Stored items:
- - -

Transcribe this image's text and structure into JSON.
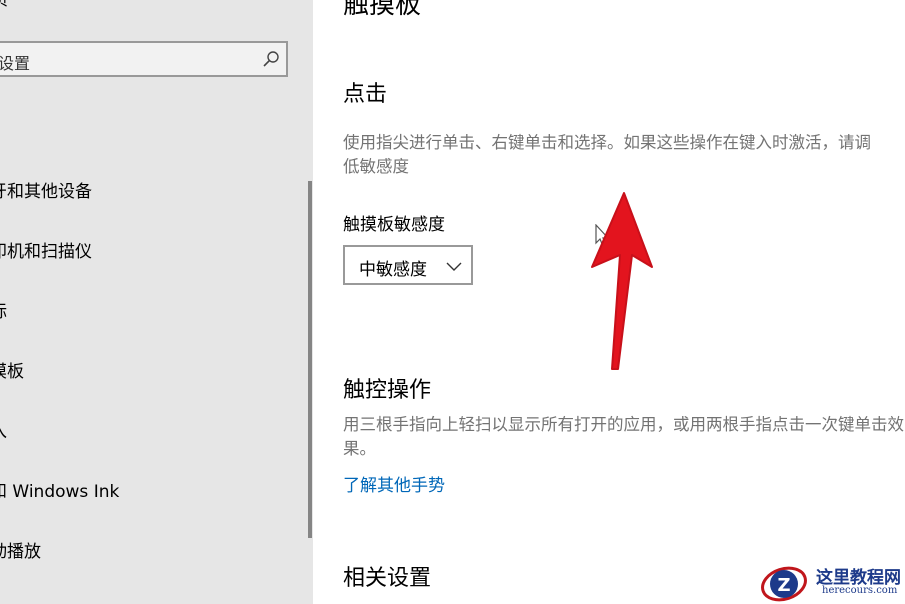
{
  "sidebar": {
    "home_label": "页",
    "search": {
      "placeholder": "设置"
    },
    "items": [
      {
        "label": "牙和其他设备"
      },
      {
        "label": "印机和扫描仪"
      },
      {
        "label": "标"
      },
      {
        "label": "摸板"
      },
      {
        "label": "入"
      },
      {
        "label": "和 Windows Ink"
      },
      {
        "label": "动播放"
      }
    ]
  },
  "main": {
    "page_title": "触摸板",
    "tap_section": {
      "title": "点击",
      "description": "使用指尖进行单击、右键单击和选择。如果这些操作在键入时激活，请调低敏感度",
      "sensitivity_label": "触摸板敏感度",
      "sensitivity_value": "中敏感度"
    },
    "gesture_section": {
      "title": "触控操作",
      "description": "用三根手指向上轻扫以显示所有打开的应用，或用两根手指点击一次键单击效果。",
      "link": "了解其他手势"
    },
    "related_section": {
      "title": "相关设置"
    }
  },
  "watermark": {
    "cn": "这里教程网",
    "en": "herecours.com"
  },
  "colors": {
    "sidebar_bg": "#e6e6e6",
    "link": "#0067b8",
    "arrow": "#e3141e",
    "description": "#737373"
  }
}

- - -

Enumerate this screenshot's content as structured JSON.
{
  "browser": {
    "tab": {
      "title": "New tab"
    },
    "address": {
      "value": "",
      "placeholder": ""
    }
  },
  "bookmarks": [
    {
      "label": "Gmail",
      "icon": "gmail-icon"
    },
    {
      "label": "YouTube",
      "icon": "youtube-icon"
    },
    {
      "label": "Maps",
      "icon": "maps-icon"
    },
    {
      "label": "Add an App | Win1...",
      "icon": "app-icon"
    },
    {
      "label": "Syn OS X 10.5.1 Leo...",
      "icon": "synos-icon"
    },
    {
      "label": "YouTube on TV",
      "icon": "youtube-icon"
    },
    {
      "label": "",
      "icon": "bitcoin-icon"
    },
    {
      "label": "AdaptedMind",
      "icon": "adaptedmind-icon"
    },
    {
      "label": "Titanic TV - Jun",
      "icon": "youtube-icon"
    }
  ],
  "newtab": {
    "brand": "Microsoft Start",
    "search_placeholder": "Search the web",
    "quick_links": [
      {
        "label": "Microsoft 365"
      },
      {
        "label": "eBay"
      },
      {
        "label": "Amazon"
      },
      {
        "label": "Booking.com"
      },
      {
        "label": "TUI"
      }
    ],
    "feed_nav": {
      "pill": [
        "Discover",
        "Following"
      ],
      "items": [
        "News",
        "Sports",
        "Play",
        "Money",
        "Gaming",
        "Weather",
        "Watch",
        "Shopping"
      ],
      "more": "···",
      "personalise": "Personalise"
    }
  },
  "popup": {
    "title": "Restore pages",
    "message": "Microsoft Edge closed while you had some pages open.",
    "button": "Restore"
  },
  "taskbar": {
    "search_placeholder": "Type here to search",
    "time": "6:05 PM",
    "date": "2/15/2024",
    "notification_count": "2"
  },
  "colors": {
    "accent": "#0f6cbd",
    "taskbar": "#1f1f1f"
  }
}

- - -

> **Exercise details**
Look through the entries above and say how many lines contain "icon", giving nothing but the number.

> **Solution below**
9